Lets say the hearts are 5-2 with West, he can continue hearts but has no entry to cash the rest.
If at trick 3 East takes the spade Ace, either he has no hearts or if blessed with more he will take out declarer’s last stop. Now of course the finesse of the club is needed, or hearts breaking 4-3.
My first point is this : if hearts break 4-3 then defence can only to cone to 2 heart winners, Spade Ace and the club King.

My second point is this ….surely the contract makes even when hearts break 5-2, providing East doesn’t hold both black honours and the queen of hearts ?

Aaron AaronsOctober 7th, 2013 at 9:48 pm

“South had to guess whether to take the diamond finesse or play on spades.” Even if south did not use the ace of diamonds entry to get to hand for the club finesse, and instead just played ace and another club from dummy to lose to the king, there’s no way, regardless of the diamond distribution, for declarer, without playing spades, to cash, along with the two heart tricks, the third club trick and all four diamonds to come to nine tricks. So there’s no reason whatever to take the diamond finesse rather than playing spades.

Paul BOctober 7th, 2013 at 10:13 pm

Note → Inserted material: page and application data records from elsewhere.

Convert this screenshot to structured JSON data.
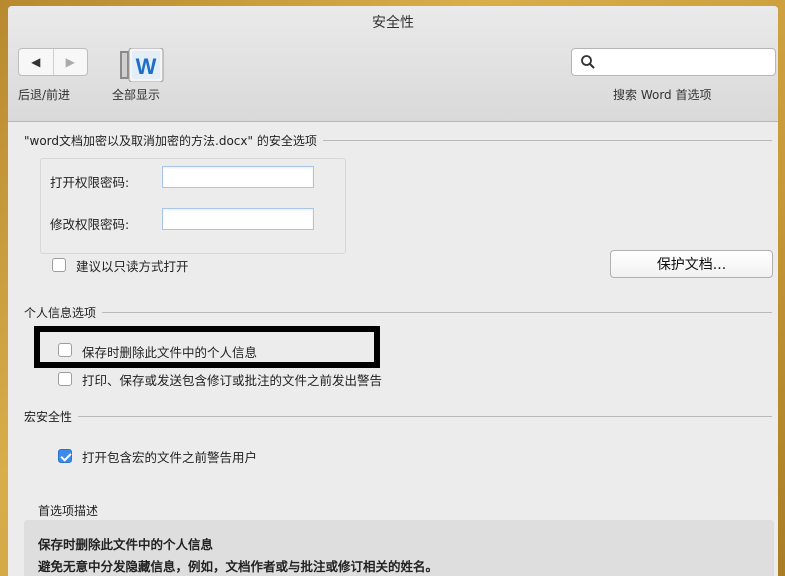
{
  "window": {
    "title": "安全性"
  },
  "toolbar": {
    "back_glyph": "◀",
    "forward_glyph": "▶",
    "nav_label": "后退/前进",
    "show_all_label": "全部显示",
    "word_letter": "W",
    "search_placeholder": "",
    "search_label": "搜索 Word 首选项"
  },
  "document_security": {
    "heading": "\"word文档加密以及取消加密的方法.docx\" 的安全选项",
    "open_password_label": "打开权限密码:",
    "open_password_value": "",
    "modify_password_label": "修改权限密码:",
    "modify_password_value": "",
    "read_only_label": "建议以只读方式打开",
    "read_only_checked": false,
    "protect_button_label": "保护文档..."
  },
  "privacy": {
    "heading": "个人信息选项",
    "remove_info_label": "保存时删除此文件中的个人信息",
    "remove_info_checked": false,
    "warn_label": "打印、保存或发送包含修订或批注的文件之前发出警告",
    "warn_checked": false
  },
  "macro": {
    "heading": "宏安全性",
    "warn_macro_label": "打开包含宏的文件之前警告用户",
    "warn_macro_checked": true
  },
  "description": {
    "heading": "首选项描述",
    "title": "保存时删除此文件中的个人信息",
    "text": "避免无意中分发隐藏信息，例如，文档作者或与批注或修订相关的姓名。"
  },
  "colors": {
    "accent": "#3b8be8",
    "background_frame": "#c99a3a",
    "highlight": "#000000"
  }
}
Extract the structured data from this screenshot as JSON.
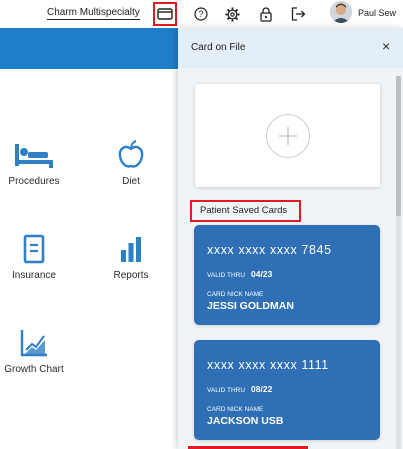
{
  "header": {
    "practice_name": "Charm Multispecialty",
    "user_name": "Paul Sew",
    "icons": [
      "card-on-file-icon",
      "help-icon",
      "settings-gear-icon",
      "lock-icon",
      "logout-icon"
    ]
  },
  "dashboard": {
    "tiles": [
      {
        "label": "Procedures",
        "icon": "procedures-icon"
      },
      {
        "label": "Diet",
        "icon": "apple-icon"
      },
      {
        "label": "Insurance",
        "icon": "document-icon"
      },
      {
        "label": "Reports",
        "icon": "bar-chart-icon"
      },
      {
        "label": "Growth Chart",
        "icon": "growth-chart-icon"
      }
    ]
  },
  "drawer": {
    "title": "Card on File",
    "close_symbol": "×",
    "saved_cards_label": "Patient Saved Cards",
    "cards": [
      {
        "number": "xxxx xxxx xxxx 7845",
        "valid_label": "VALID THRU",
        "valid_thru": "04/23",
        "nick_label": "CARD NICK NAME",
        "nick_name": "JESSI GOLDMAN"
      },
      {
        "number": "xxxx xxxx xxxx 1111",
        "valid_label": "VALID THRU",
        "valid_thru": "08/22",
        "nick_label": "CARD NICK NAME",
        "nick_name": "JACKSON USB"
      }
    ]
  },
  "colors": {
    "brand_blue": "#1f7ec8",
    "card_blue": "#2e6fb5",
    "highlight_red": "#e11b22",
    "icon_blue": "#2f7fc4"
  }
}
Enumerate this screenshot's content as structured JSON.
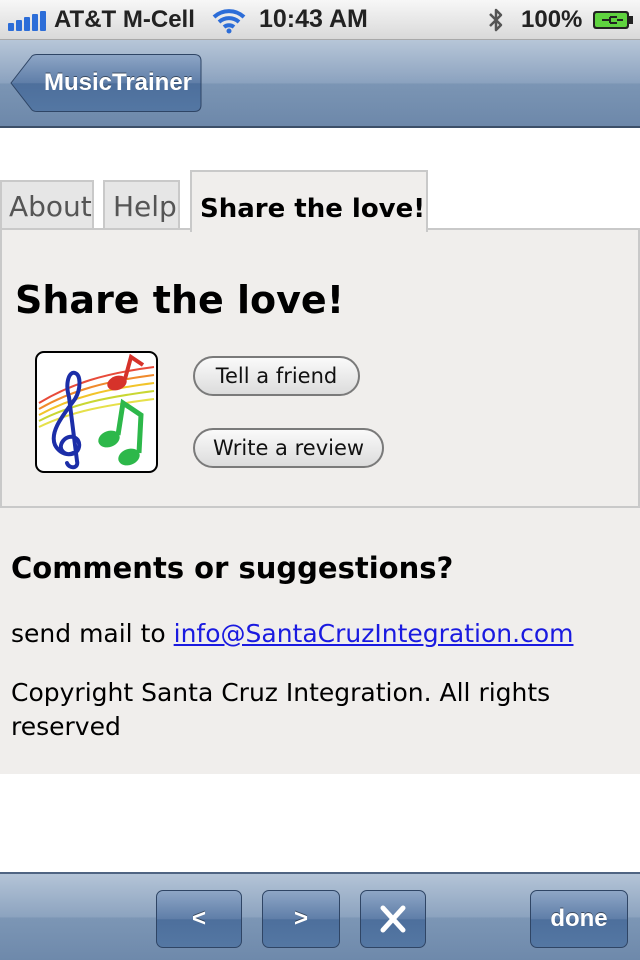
{
  "status_bar": {
    "carrier": "AT&T M-Cell",
    "time": "10:43 AM",
    "battery_percent": "100%",
    "signal_bars": 5
  },
  "nav_bar": {
    "back_label": "MusicTrainer"
  },
  "tabs": [
    {
      "label": "About",
      "active": false
    },
    {
      "label": "Help",
      "active": false
    },
    {
      "label": "Share the love!",
      "active": true
    }
  ],
  "share": {
    "heading": "Share the love!",
    "icon": "music-notes-icon",
    "tell_friend_label": "Tell a friend",
    "write_review_label": "Write a review"
  },
  "comments": {
    "heading": "Comments or suggestions?",
    "mail_prefix": "send mail to",
    "email": "info@SantaCruzIntegration.com",
    "copyright": "Copyright Santa Cruz Integration. All rights reserved"
  },
  "toolbar": {
    "prev_label": "<",
    "next_label": ">",
    "close_icon": "close-x-icon",
    "done_label": "done"
  },
  "colors": {
    "link": "#1a1ae0",
    "bar_blue": "#6d88aa",
    "panel_bg": "#f0eeec"
  }
}
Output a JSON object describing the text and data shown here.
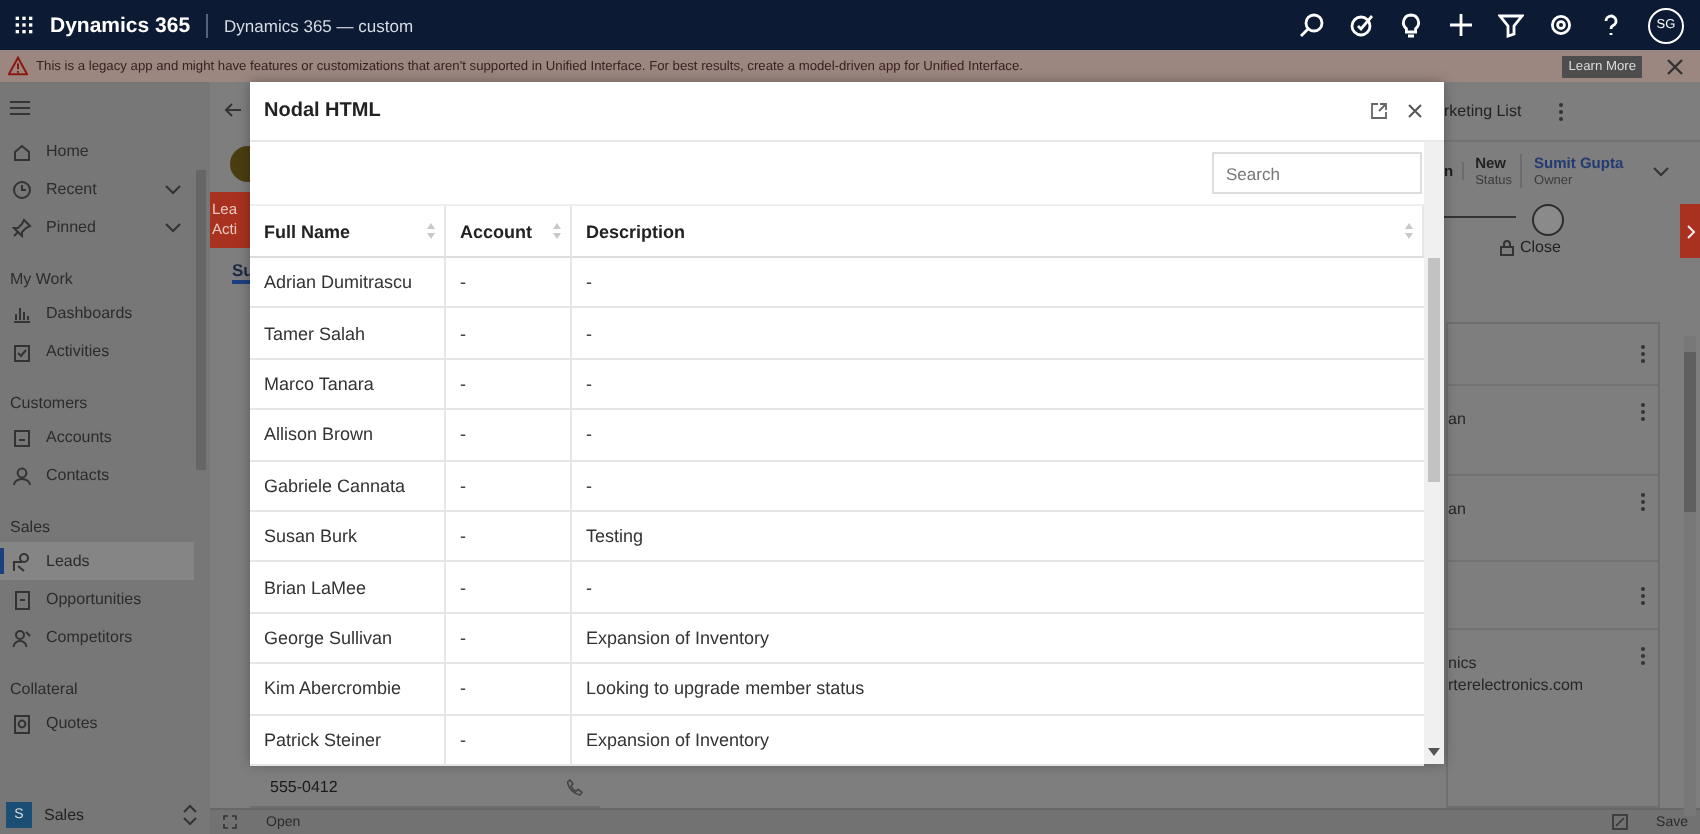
{
  "header": {
    "app_name": "Dynamics 365",
    "app_title": "Dynamics 365 — custom",
    "avatar": "SG"
  },
  "banner": {
    "message": "This is a legacy app and might have features or customizations that aren't supported in Unified Interface. For best results, create a model-driven app for Unified Interface.",
    "button": "Learn More"
  },
  "sidebar": {
    "items": [
      {
        "kind": "item",
        "label": "Home",
        "selected": false
      },
      {
        "kind": "item",
        "label": "Recent",
        "selected": false,
        "expanded": false
      },
      {
        "kind": "item",
        "label": "Pinned",
        "selected": false,
        "expanded": false
      },
      {
        "kind": "heading",
        "label": "My Work"
      },
      {
        "kind": "item",
        "label": "Dashboards",
        "selected": false
      },
      {
        "kind": "item",
        "label": "Activities",
        "selected": false
      },
      {
        "kind": "heading",
        "label": "Customers"
      },
      {
        "kind": "item",
        "label": "Accounts",
        "selected": false
      },
      {
        "kind": "item",
        "label": "Contacts",
        "selected": false
      },
      {
        "kind": "heading",
        "label": "Sales"
      },
      {
        "kind": "item",
        "label": "Leads",
        "selected": true
      },
      {
        "kind": "item",
        "label": "Opportunities",
        "selected": false
      },
      {
        "kind": "item",
        "label": "Competitors",
        "selected": false
      },
      {
        "kind": "heading",
        "label": "Collateral"
      },
      {
        "kind": "item",
        "label": "Quotes",
        "selected": false
      }
    ],
    "area": {
      "badge": "S",
      "label": "Sales"
    }
  },
  "record": {
    "tag": [
      "Lea",
      "Acti"
    ],
    "tab": "Su",
    "command": "rketing List",
    "fields": [
      {
        "value": "n"
      },
      {
        "value": "New",
        "label": "Status"
      },
      {
        "value": "Sumit Gupta",
        "label": "Owner",
        "kind": "link"
      }
    ],
    "stage": "Close",
    "cards": [
      {
        "kind": "blank"
      },
      {
        "lines": [
          "an"
        ]
      },
      {
        "lines": [
          "an"
        ]
      },
      {
        "kind": "blank"
      },
      {
        "lines": [
          "nics",
          "rterelectronics.com"
        ]
      }
    ],
    "phone": "555-0412"
  },
  "dialog": {
    "title": "Nodal HTML",
    "search": {
      "placeholder": "Search"
    },
    "table": {
      "columns": [
        "Full Name",
        "Account",
        "Description"
      ],
      "rows": [
        {
          "cells": [
            "Adrian Dumitrascu",
            "-",
            "-"
          ]
        },
        {
          "cells": [
            "Tamer Salah",
            "-",
            "-"
          ]
        },
        {
          "cells": [
            "Marco Tanara",
            "-",
            "-"
          ]
        },
        {
          "cells": [
            "Allison Brown",
            "-",
            "-"
          ]
        },
        {
          "cells": [
            "Gabriele Cannata",
            "-",
            "-"
          ]
        },
        {
          "cells": [
            "Susan Burk",
            "-",
            "Testing"
          ]
        },
        {
          "cells": [
            "Brian LaMee",
            "-",
            "-"
          ]
        },
        {
          "cells": [
            "George Sullivan",
            "-",
            "Expansion of Inventory"
          ]
        },
        {
          "cells": [
            "Kim Abercrombie",
            "-",
            "Looking to upgrade member status"
          ]
        },
        {
          "cells": [
            "Patrick Steiner",
            "-",
            "Expansion of Inventory"
          ]
        }
      ]
    }
  },
  "status_bar": {
    "left": "Open",
    "right": "Save"
  }
}
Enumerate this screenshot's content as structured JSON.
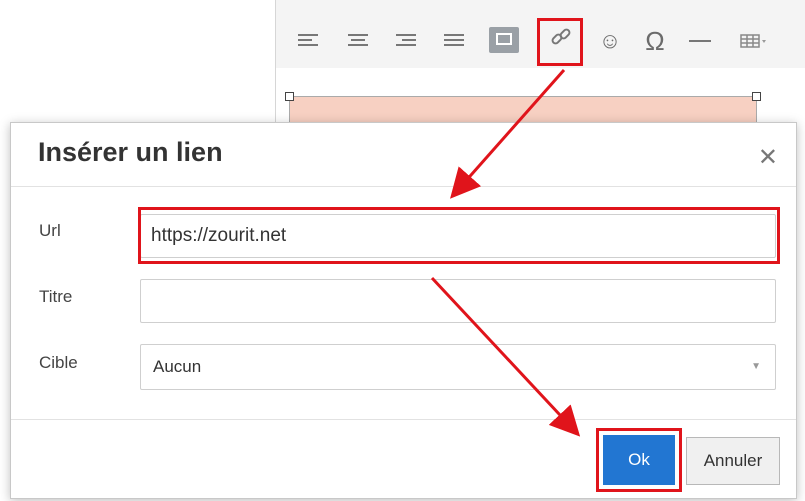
{
  "dialog": {
    "title": "Insérer un lien",
    "close_icon": "close-icon",
    "fields": {
      "url_label": "Url",
      "url_value": "https://zourit.net",
      "title_label": "Titre",
      "title_value": "",
      "target_label": "Cible",
      "target_value": "Aucun"
    },
    "ok_label": "Ok",
    "cancel_label": "Annuler"
  },
  "toolbar": {
    "icons": [
      "align-left-icon",
      "align-center-icon",
      "align-right-icon",
      "align-justify-icon",
      "image-icon",
      "link-icon",
      "emoticon-icon",
      "special-char-icon",
      "horizontal-rule-icon",
      "table-icon"
    ],
    "omega_glyph": "Ω",
    "emoji_glyph": "☺"
  },
  "colors": {
    "highlight": "#e0141b",
    "primary_button": "#2276d2",
    "content_block": "#f7d0c2"
  }
}
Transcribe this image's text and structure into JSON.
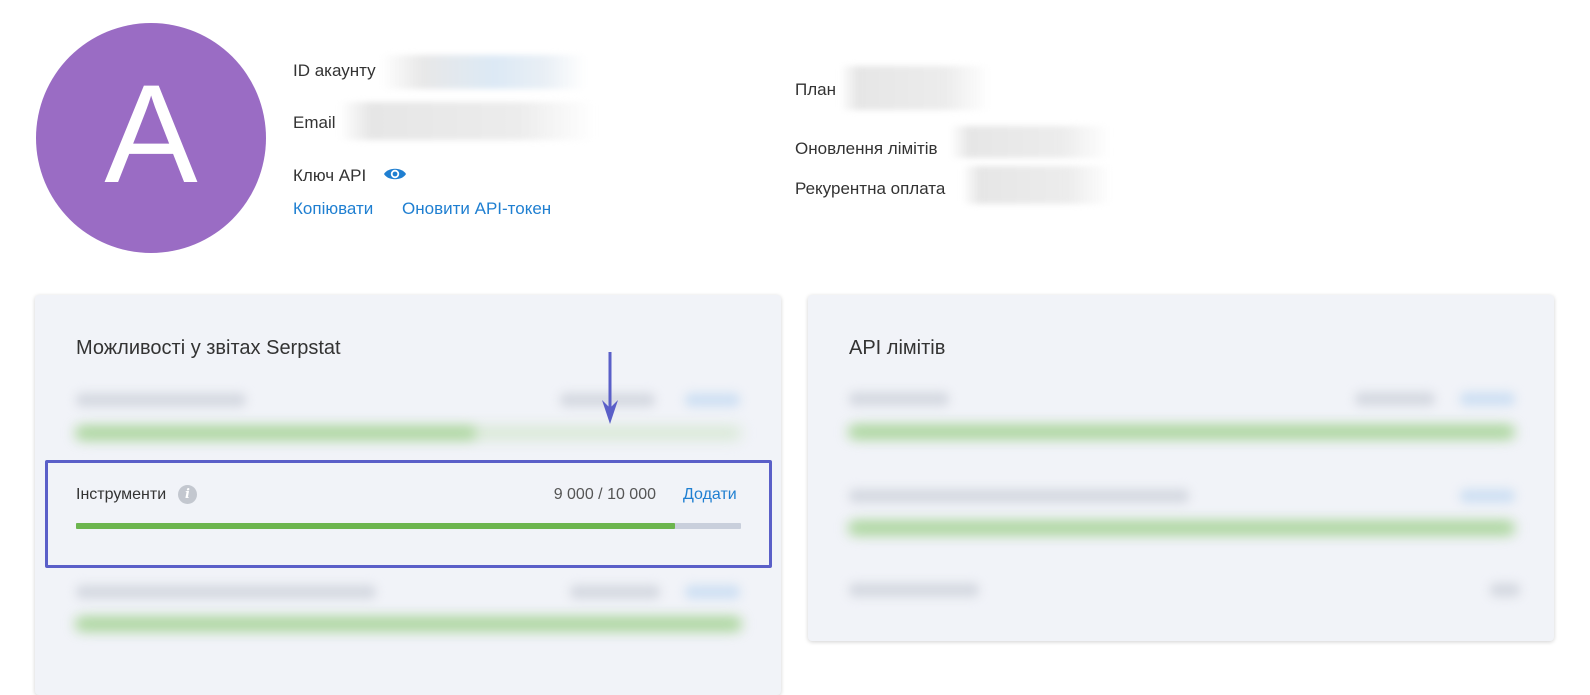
{
  "profile": {
    "avatar_letter": "A",
    "account_id_label": "ID акаунту",
    "email_label": "Email",
    "api_key_label": "Ключ API",
    "copy_link": "Копіювати",
    "refresh_token_link": "Оновити API-токен",
    "plan_label": "План",
    "limits_update_label": "Оновлення лімітів",
    "recurring_payment_label": "Рекурентна оплата"
  },
  "reports_card": {
    "title": "Можливості у звітах Serpstat",
    "tools_row": {
      "label": "Інструменти",
      "info_icon": "i",
      "count": "9 000 / 10 000",
      "used": 9000,
      "total": 10000,
      "add_link": "Додати"
    }
  },
  "api_card": {
    "title": "API лімітів"
  },
  "colors": {
    "avatar": "#9a6cc4",
    "link": "#1f7fd1",
    "progress_fill": "#6cb54e",
    "progress_track": "#c9cfdc",
    "highlight_border": "#5a5fc8",
    "card_bg": "#f1f3f8"
  },
  "icons": {
    "api_key_toggle": "eye-icon",
    "tools_info": "info-icon",
    "annotation": "arrow-down-icon"
  }
}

pod12: “surely the contract makes even when hearts break 5-2, providing East doesn’t hold both black honours and the queen of hearts”

But why only make under some conditions when you can make under all conditions? Winning the heart ace, diamond to hand, club finesse…
If it loses, RHO cannot safely attack hearts. This gives you the tempo to drive the spade Ace, which brings our minimum tricks to 3 spades, 2 hearts, 2 diamonds, 2 clubs. We may make more if certain things happen, but never go down, even when RHO has SA, DQ, CK and Qxxxx of hearts (and didn’t overcall just to lie in the reeds).

Bobby WolffOctober 7th, 2013 at 10:47 pm

Hi Pod12, Aaron and Paul,

Paul said it all and high level bridge (as well as what all playing levels of bridge should be) is about playing to make one’s contract. Why take any chances, if there is a line of play available to not have to?

In a competitive sense, and beginning at certain upper 1% levels of play, players are usually judged, not especially on their results, but rather upon their technique, judgment, and attention to what is considered necessary to excel.

Of course, matchpoint bridge is sometimes an exception when overtricks take on greater importance, but when either rubber bridge or IMPs are involved, safety in making one’s contract is the overriding consideration.

Yes, the various points mentioned are worth discussing, as long as we all start out with the common denominator of making the contract.

Thanks to all three of you for your interest.

jim2October 7th, 2013 at 10:53 pm

The part I did not understand was the “… advance the club jack … line is the only one that can never fail.”

Specifically, what advantage is there to leading the JC rather than a small club?

One needs three spades, two hearts, two diamonds, and two clubs to get to nine tricks. So, why not:

– AH
– AD
– xC (say to QC)

If this loses, the line transposes to the column line but declarer has at least 10 tricks instead of at least 9.

If this wins, declarer leads a spade towards the closed hand and has at least 9 tricks as before, but with improved chances for 10.

Bobby WolffOctober 7th, 2013 at 11:42 pm

Hi Jim2,

Yes, there is really no practical advantage to lead the club jack, although if it holds we can then lead another and if clubs are 3-3 with the king right we will probably make an extra trick, instead of leading a club to the queen and when it holds switch back to spades and possibly then not have a practical chance (while insuring the contract by not taking a 2nd club finesse) once a spade would lose to declarer’s LHO with another heart through.

However, the title should revolve itself around “Much Ado About Nothing”, or at least, not much.